This book contains examples of:
- Artistic License Biology: No disease that kills that fast, with a 100% fatality rate, could spread that quickly.
- Broken Aesop - Lisa goes on a great deal about rightful ownership etc., but the fact remains that she is a scavenger.
- A case could easily be made that she believes ownership ends at death. After all, she's not at all hypocritical about not stealing supplies from the living (although it could be considered dubious that she's the only one owning the school when Jill, Craig, Steve, Charlie and Todd all claimed it along with her at the same time and indeed helped build the "city" as it was). The book would have made a better case if it acknowledged this point about only the living retaining their ownership rights, though... And of course, the fact that the main source of conflict is over a school building, presumably something paid for with tax money, and thus belonged to a public society which, even if dissolved, makes her only argument that she is the rightful the fact that she was there first.
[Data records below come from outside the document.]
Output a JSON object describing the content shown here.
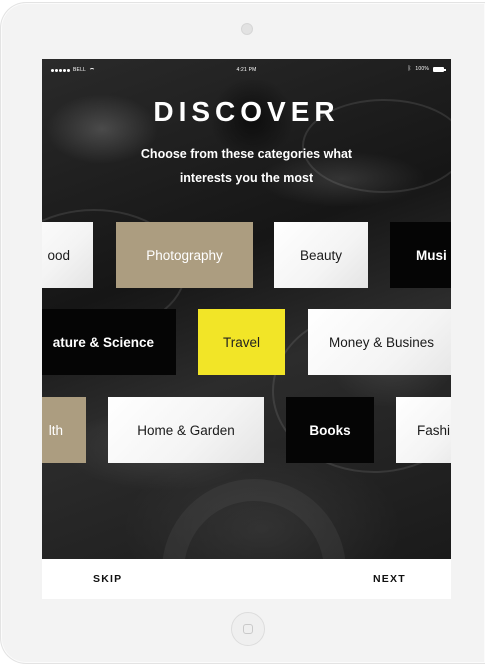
{
  "status_bar": {
    "carrier": "BELL",
    "time": "4:21 PM",
    "battery": "100%"
  },
  "header": {
    "title": "DISCOVER",
    "subtitle": "Choose from these categories what interests you the most"
  },
  "categories": {
    "row1": [
      "ood",
      "Photography",
      "Beauty",
      "Musi"
    ],
    "row2": [
      "ature & Science",
      "Travel",
      "Money & Busines"
    ],
    "row3": [
      "lth",
      "Home & Garden",
      "Books",
      "Fashi"
    ]
  },
  "footer": {
    "skip_label": "SKIP",
    "next_label": "NEXT"
  },
  "colors": {
    "gold": "#ac9d80",
    "yellow": "#f2e527",
    "black": "#050505"
  }
}
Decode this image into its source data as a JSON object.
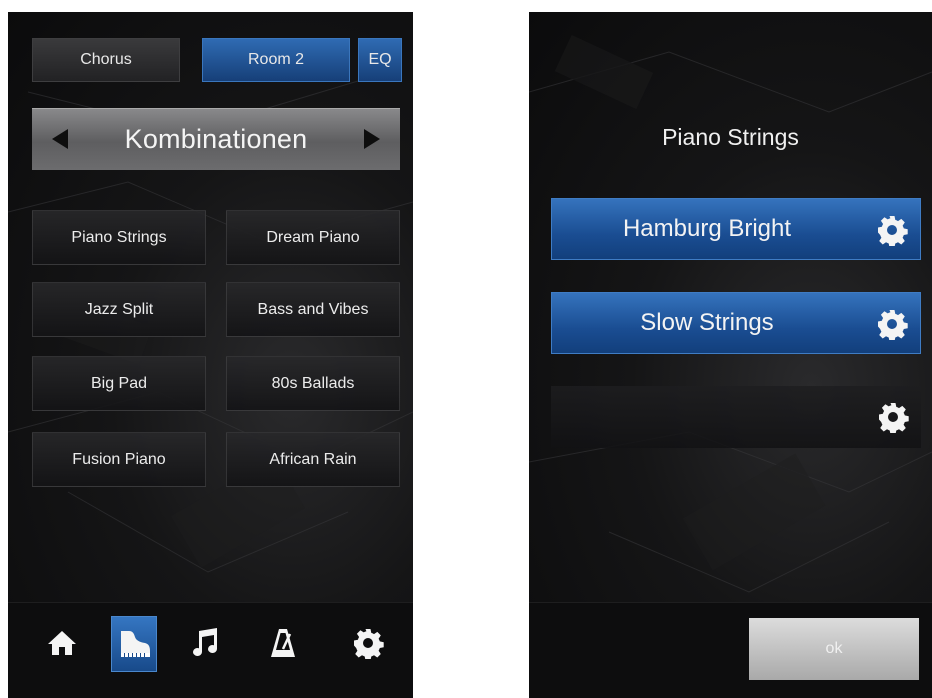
{
  "left_screen": {
    "tabs": [
      {
        "label": "Chorus",
        "active": false
      },
      {
        "label": "Room 2",
        "active": true
      },
      {
        "label": "EQ",
        "active": true
      }
    ],
    "category": {
      "title": "Kombinationen"
    },
    "presets": [
      "Piano Strings",
      "Dream Piano",
      "Jazz Split",
      "Bass and Vibes",
      "Big Pad",
      "80s Ballads",
      "Fusion Piano",
      "African Rain"
    ],
    "nav": [
      {
        "icon": "home-icon",
        "active": false
      },
      {
        "icon": "grand-piano-icon",
        "active": true
      },
      {
        "icon": "music-note-icon",
        "active": false
      },
      {
        "icon": "metronome-icon",
        "active": false
      },
      {
        "icon": "gear-icon",
        "active": false
      }
    ]
  },
  "right_screen": {
    "title": "Piano Strings",
    "slots": [
      {
        "label": "Hamburg Bright",
        "filled": true,
        "icon": "gear-icon"
      },
      {
        "label": "Slow Strings",
        "filled": true,
        "icon": "gear-icon"
      },
      {
        "label": "",
        "filled": false,
        "icon": "gear-icon"
      }
    ],
    "ok_label": "ok"
  },
  "colors": {
    "accent_blue": "#1f5aa6",
    "panel_background": "#131314",
    "category_bar": "#707072",
    "ok_button": "#c4c4c4"
  }
}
- A case could also be made for the fact that these are kids and kids are not exactly the world experts on property rights. Quite a few children in the age group of the characters in the book are firm believers in the Finders-Keepers Rule, as well as the Dibs Law and the No Take-Backs Accord. Add in the survival drive brought on by catastrophe and regardless of being made "older than they are" by the hardship, they're still going to hold to an understandably childish view on who gets what for which reasons.
- Cosy Catastrophe - A world full of dead adults is surprisingly rot and disease free and, for the protagonist, apparently more fun than she's ever had before. It's also remarkably free of children injuring themselves, and the older children tasked with caring for infants and toddlers seem to be a little too responsible for their age.
- Easily Truth In Fiction. Young children forced into hard times of any sort tend to be "older" than they really are out of simple necessity. When you're constantly worrying about whether or not the people you love will be able to feed themselves regularly, you simply don't have the luxury of being a typical boisterous youngster ignorant of the hardships of life and the need for responsibility to survive.
- Great Big Book of Everything - Lisa is said to have gotten most of her ideas on what to do from "a great book." Said book is heavily implied to be Atlas Shrugged.
- Improbable Weapon User - One of the children, afraid of hurting someone with an actual gun, suggests using fire extinguishers to scare people away.
- This causes Fridge Logic when you know how fire extinguishers work and having that stuff sprayed at you would likely be much more debilitating and painful than a quick death from a bullet.
- Only Fatal to Adults - The Plague
- Sequel Hook - The liner notes said that O.T. Nelson was working on a sequel, but this never came to pass for fans. There was never any stated reason why, but this entry on Answers.com says that the publisher said it didn't stand up to the original - though there are no references on the answer to check.
- Talking the Monster to Death - Lisa literally scolds an enemy leader into surrender.
- The Caligula: Lisa, quite possibly. She has shown an aversion to voting and sharing, she at times seems to have a lack of empathy, and thinks everyone should be forced to fend for themselves and that this apocalyptic situation is fun, and individuals like that usually grow into sociopathy.
- The Complainer Is Always Wrong - Everyone who isn't Lisa. Jill in particular.
- There Are No Adults - Literally.
- Undermined by Reality - One of the examples Lisa gives for why it's a good idea for her as an individual to be an "owner" of a city is cities like that worked fine pre-crisis, specifically mentioning the Republic of Minerva... which didn't work out at all.
- X Meets Y - Atlas Shrugged meets Lord of the Flies.